a closer view of the strange bird daemon as it perches over the rushing water

The waterfall is usually impossible to climb because the rockface is covered in slime and there is nothing to grab hold of within reach. As if by magic, when my mother was visiting and had brought the skull the weather became very dry. The once-slimy rocks were bare and easily scalable. Once on top of the waterfall I discovered another way in and out of the roofless grotto via a natural staircase in the rocky cliff. My dog looked on, unwilling to join me. She decided that she preferred to stay in the magical pool below the waterfall – the place I always expect to find a golden crown one day …

ripples and sunlight

the magical pool below the waterfall

dog looking up

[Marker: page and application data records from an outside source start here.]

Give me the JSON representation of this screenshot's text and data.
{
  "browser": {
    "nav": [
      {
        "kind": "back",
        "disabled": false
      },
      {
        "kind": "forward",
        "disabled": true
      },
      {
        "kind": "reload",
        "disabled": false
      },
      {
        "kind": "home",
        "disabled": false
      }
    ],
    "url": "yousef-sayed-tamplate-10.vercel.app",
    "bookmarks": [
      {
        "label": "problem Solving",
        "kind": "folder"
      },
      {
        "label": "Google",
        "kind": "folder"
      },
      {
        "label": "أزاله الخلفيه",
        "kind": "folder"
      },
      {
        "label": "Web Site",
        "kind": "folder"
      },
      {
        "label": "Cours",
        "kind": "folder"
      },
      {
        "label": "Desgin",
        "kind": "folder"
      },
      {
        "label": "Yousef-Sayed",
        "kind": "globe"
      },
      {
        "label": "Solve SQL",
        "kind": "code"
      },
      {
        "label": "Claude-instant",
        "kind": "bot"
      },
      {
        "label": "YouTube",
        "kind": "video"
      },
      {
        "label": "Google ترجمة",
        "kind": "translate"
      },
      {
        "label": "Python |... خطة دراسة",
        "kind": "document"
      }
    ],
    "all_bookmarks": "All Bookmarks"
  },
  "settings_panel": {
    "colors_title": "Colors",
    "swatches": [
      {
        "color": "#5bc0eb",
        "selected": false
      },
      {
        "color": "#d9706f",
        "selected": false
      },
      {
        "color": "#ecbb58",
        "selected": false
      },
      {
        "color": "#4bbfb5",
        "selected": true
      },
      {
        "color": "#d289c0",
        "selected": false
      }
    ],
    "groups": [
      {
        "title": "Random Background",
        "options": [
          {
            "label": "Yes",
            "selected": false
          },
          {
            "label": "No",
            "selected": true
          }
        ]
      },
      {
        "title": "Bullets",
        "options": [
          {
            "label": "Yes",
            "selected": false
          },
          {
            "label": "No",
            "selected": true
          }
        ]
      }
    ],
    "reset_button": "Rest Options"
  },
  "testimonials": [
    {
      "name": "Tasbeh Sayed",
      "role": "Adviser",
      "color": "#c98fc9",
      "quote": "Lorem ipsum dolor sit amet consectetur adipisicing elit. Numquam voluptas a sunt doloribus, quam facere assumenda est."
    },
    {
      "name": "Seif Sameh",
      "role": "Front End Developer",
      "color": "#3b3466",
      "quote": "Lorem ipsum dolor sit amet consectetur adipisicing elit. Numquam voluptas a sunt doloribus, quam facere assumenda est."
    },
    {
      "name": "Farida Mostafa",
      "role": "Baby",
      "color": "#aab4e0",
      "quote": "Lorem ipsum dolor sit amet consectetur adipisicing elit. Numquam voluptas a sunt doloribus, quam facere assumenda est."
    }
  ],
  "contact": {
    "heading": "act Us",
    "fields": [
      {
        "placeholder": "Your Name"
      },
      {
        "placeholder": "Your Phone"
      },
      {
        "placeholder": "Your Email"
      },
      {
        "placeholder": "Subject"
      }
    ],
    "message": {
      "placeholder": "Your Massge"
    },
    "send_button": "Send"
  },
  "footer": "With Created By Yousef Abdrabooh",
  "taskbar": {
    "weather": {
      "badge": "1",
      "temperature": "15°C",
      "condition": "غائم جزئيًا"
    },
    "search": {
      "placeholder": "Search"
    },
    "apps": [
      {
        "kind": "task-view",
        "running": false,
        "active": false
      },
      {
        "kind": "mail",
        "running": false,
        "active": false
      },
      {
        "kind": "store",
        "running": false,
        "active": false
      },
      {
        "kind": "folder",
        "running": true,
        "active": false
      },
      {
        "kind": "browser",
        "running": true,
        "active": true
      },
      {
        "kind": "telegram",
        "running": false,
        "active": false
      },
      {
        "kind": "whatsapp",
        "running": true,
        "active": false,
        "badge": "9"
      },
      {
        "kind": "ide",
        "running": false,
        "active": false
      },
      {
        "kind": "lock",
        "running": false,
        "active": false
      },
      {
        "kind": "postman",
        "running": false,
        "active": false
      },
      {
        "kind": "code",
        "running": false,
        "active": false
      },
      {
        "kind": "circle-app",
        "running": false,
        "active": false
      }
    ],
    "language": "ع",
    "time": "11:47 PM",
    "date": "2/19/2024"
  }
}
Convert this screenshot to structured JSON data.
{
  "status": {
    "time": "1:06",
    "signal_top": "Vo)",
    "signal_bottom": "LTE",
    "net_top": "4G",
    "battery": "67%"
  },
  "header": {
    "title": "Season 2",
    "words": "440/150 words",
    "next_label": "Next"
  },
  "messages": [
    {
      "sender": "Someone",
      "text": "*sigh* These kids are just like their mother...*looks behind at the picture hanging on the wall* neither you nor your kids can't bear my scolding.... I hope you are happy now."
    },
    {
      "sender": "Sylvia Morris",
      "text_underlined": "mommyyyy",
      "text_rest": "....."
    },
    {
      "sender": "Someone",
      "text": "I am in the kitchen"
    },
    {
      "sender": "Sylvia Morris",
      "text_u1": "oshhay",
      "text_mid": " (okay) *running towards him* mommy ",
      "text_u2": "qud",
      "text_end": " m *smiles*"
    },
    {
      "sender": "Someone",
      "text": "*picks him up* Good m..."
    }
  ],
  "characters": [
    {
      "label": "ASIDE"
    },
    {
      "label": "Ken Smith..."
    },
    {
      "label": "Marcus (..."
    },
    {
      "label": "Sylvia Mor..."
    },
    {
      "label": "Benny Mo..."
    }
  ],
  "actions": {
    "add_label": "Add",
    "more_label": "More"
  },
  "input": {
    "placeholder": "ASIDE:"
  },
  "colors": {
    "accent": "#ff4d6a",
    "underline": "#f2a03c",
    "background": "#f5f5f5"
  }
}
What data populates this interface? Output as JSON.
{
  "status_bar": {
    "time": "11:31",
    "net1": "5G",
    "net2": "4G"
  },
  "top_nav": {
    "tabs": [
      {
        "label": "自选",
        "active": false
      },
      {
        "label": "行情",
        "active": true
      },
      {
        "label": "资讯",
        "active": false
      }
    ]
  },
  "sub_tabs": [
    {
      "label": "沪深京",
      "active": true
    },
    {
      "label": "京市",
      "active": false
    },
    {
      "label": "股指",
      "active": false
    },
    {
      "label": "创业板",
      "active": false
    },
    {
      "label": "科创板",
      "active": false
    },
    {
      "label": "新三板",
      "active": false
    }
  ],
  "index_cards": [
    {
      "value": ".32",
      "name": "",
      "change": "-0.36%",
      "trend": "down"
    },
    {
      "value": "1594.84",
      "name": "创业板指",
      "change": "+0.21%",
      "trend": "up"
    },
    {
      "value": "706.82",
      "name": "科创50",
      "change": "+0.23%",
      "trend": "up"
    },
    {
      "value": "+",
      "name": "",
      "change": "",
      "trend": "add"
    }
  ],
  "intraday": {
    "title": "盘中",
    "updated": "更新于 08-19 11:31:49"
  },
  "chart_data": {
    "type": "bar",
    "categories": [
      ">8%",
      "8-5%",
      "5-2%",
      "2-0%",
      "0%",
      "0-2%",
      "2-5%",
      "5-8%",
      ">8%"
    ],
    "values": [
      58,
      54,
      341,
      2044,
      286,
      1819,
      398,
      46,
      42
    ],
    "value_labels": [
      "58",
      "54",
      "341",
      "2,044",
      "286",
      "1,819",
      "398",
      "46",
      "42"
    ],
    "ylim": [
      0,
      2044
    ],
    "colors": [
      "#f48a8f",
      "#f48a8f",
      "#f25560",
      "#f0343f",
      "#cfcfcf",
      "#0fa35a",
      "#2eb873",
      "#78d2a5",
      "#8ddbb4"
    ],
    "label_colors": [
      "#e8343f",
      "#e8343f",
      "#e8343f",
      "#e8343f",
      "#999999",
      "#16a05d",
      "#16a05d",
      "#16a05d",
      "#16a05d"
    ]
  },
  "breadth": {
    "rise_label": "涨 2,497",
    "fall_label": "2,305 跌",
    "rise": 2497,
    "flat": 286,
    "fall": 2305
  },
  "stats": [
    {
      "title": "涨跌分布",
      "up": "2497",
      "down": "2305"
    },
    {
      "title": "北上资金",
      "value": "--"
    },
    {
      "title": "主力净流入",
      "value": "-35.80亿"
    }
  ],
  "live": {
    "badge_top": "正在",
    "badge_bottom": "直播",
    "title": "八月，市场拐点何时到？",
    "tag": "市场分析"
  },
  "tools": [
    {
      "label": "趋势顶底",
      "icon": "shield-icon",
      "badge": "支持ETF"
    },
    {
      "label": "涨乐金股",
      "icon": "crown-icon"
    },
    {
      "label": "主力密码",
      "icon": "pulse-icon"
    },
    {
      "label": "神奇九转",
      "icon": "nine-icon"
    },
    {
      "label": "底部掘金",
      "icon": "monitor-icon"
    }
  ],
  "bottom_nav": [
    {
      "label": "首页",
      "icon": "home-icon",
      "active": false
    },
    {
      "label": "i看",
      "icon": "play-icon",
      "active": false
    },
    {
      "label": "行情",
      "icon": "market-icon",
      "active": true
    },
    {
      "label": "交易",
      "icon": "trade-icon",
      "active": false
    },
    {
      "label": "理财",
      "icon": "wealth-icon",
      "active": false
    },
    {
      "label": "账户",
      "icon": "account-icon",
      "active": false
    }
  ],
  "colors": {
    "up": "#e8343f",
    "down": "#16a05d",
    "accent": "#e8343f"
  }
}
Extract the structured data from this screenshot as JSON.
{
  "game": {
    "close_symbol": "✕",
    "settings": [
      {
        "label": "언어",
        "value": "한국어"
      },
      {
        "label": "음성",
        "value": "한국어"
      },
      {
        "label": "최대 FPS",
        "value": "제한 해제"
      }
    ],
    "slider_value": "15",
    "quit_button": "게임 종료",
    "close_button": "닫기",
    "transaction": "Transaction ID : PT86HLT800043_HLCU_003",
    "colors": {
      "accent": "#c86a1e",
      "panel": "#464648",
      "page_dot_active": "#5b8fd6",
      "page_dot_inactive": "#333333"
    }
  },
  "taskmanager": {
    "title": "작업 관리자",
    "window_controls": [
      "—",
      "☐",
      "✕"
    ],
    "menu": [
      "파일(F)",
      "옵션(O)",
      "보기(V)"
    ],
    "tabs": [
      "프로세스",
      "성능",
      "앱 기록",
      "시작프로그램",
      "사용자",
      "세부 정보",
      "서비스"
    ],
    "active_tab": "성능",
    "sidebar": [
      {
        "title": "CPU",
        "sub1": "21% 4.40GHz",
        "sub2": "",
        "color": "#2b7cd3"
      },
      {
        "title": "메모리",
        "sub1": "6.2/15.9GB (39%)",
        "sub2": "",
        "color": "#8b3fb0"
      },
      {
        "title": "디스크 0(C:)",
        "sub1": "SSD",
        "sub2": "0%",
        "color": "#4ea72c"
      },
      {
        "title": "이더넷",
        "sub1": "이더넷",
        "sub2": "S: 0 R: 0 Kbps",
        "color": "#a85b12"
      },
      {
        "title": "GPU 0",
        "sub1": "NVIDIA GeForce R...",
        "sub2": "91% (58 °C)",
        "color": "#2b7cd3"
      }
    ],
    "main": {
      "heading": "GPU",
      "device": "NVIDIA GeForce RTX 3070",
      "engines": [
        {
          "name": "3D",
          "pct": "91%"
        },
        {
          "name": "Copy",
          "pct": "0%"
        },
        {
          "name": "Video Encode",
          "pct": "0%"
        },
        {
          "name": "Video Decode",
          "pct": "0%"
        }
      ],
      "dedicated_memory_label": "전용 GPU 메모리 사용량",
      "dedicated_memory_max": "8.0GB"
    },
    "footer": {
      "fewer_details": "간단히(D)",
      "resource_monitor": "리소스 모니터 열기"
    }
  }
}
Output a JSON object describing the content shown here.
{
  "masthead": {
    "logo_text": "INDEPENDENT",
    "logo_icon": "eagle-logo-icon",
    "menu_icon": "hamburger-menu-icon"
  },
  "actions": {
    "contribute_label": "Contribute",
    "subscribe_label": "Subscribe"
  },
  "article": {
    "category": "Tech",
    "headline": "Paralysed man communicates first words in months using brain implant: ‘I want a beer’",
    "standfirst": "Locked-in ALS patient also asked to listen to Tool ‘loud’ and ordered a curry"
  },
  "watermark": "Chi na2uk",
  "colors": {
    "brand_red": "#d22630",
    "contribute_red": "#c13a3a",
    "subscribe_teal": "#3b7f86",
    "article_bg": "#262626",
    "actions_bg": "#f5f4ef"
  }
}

daemon watching

river daemon made from hay and bone, an art in nature piece

startled by my dog, the river daemon turns its head

There’s a beautiful tree that somehow grows in the sky to form a roof for the grotto.

photo of a tree with rocks and sky

the beautiful tree

The beautiful tree reminds me of my sister, once photographed drinking tea.

a photograph of my sister sitting in a tree drinking tea

Clare sitting in a tree with a cup of tea, an old photo from the 1980s

Further afield, we travelled to Scotland and I did some oil sketches, some more successful than others. At first there was the compulsion to be too relentless in pursuit of the wave forms, daubing away until they were deadened. Then there was the trap of getting carried away by the sunset colours and losing some tones here and there. In spite of it all some hints of the sea eventually crept in, as if nature finds its way into your paints no matter what. This is heartening.

plein air painting of Culzean beach, 6x8 in oils on canvas

light fading over the beach at Culzean, plein air, oil on canvas, 6×8 inches

small oil sketch, plein air, of Culzean beach during sunset

the sun well into setting with deep, rich hues – a plein air sketch from Culzean beach, 6×8 inches, oil on canvas

Culzean beach and Arran at sunset, quick oil sketch, plein air, 6x8 inches on canvas

Culzean beach and Arran in the distance. A quick oil sketch carried out at sunset, 6×8 inches, oil on canvas.

small plein air sketch of waves at Culzean, oil on canvas

rusty attempt at a wave study, Culzean beach, 6×8 inch oil painting on canvas

small plein air sketch of the sea at Culzean, oils on canvas, 6x8 inches

the sea and sky at Culzean in a pale light with Arran looming blue on the horizon, small oil on canvas, 6×8 inches

My sister Clare in the 80s, staring out to sea on the Isle of Skye

An old photo from the 1980s showing Clare looking out to sea (and I have no idea what she’s carrying)